Given information =
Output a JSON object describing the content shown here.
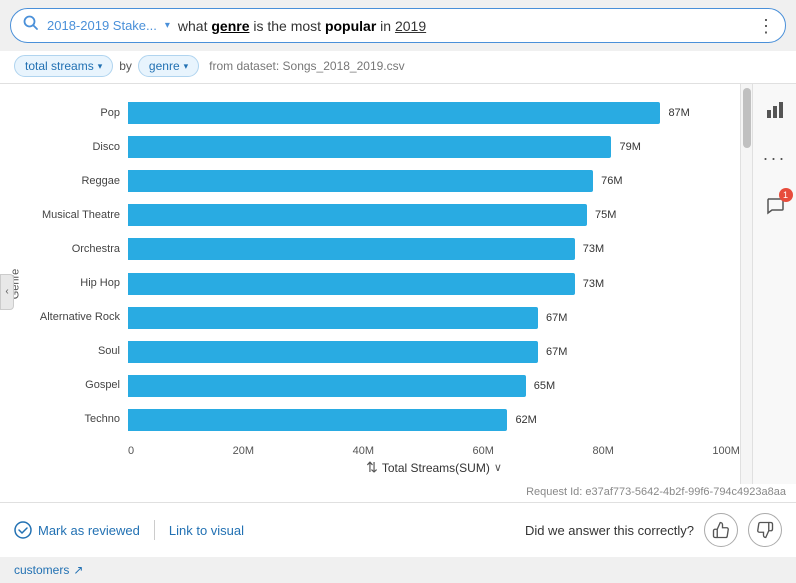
{
  "header": {
    "search_icon": "🔍",
    "project_name": "2018-2019 Stake...",
    "chevron": "▾",
    "query": {
      "prefix": "what ",
      "word1": "genre",
      "middle": " is the most ",
      "word2": "popular",
      "suffix": " in ",
      "word3": "2019"
    },
    "more_icon": "⋮"
  },
  "filters": {
    "metric_label": "total streams",
    "by_label": "by",
    "group_label": "genre",
    "dataset_label": "from dataset: Songs_2018_2019.csv"
  },
  "chart": {
    "y_axis_label": "Genre",
    "x_axis_label": "Total Streams(SUM)",
    "x_ticks": [
      "0",
      "20M",
      "40M",
      "60M",
      "80M",
      "100M"
    ],
    "bars": [
      {
        "label": "Pop",
        "value": "87M",
        "pct": 87
      },
      {
        "label": "Disco",
        "value": "79M",
        "pct": 79
      },
      {
        "label": "Reggae",
        "value": "76M",
        "pct": 76
      },
      {
        "label": "Musical Theatre",
        "value": "75M",
        "pct": 75
      },
      {
        "label": "Orchestra",
        "value": "73M",
        "pct": 73
      },
      {
        "label": "Hip Hop",
        "value": "73M",
        "pct": 73
      },
      {
        "label": "Alternative Rock",
        "value": "67M",
        "pct": 67
      },
      {
        "label": "Soul",
        "value": "67M",
        "pct": 67
      },
      {
        "label": "Gospel",
        "value": "65M",
        "pct": 65
      },
      {
        "label": "Techno",
        "value": "62M",
        "pct": 62
      }
    ],
    "bar_color": "#29abe2",
    "sort_icon": "⇅",
    "chevron_down": "∨"
  },
  "request_id": "Request Id: e37af773-5642-4b2f-99f6-794c4923a8aa",
  "right_panel": {
    "chart_icon": "📊",
    "more_icon": "⋯",
    "comment_icon": "💬",
    "comment_badge": "1"
  },
  "bottom": {
    "check_icon": "✓",
    "mark_reviewed": "Mark as reviewed",
    "link_visual": "Link to visual",
    "answer_question": "Did we answer this correctly?",
    "thumb_up_icon": "👍",
    "thumb_down_icon": "👎"
  },
  "bottom_strip": {
    "text": "customers",
    "icon": "↗"
  }
}
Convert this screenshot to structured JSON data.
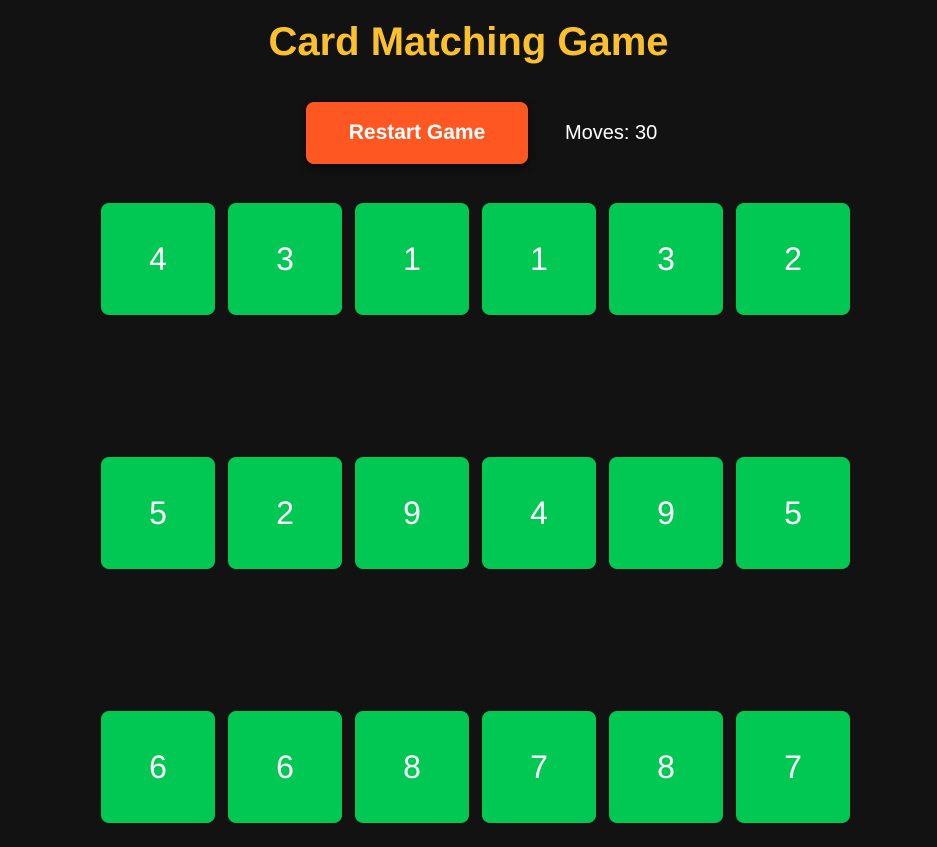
{
  "title": "Card Matching Game",
  "controls": {
    "restart_label": "Restart Game",
    "moves_label": "Moves:",
    "moves_count": "30"
  },
  "colors": {
    "background": "#121212",
    "title": "#fbc02d",
    "restart_button": "#ff5722",
    "card": "#00c853",
    "text": "#ffffff"
  },
  "cards": [
    "4",
    "3",
    "1",
    "1",
    "3",
    "2",
    "5",
    "2",
    "9",
    "4",
    "9",
    "5",
    "6",
    "6",
    "8",
    "7",
    "8",
    "7"
  ]
}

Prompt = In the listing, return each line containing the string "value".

Response area =
        "value": "87M",
        "value": "79M",
        "value": "76M",
        "value": "75M",
        "value": "73M",
        "value": "73M",
        "value": "67M",
        "value": "67M",
        "value": "65M",
        "value": "62M",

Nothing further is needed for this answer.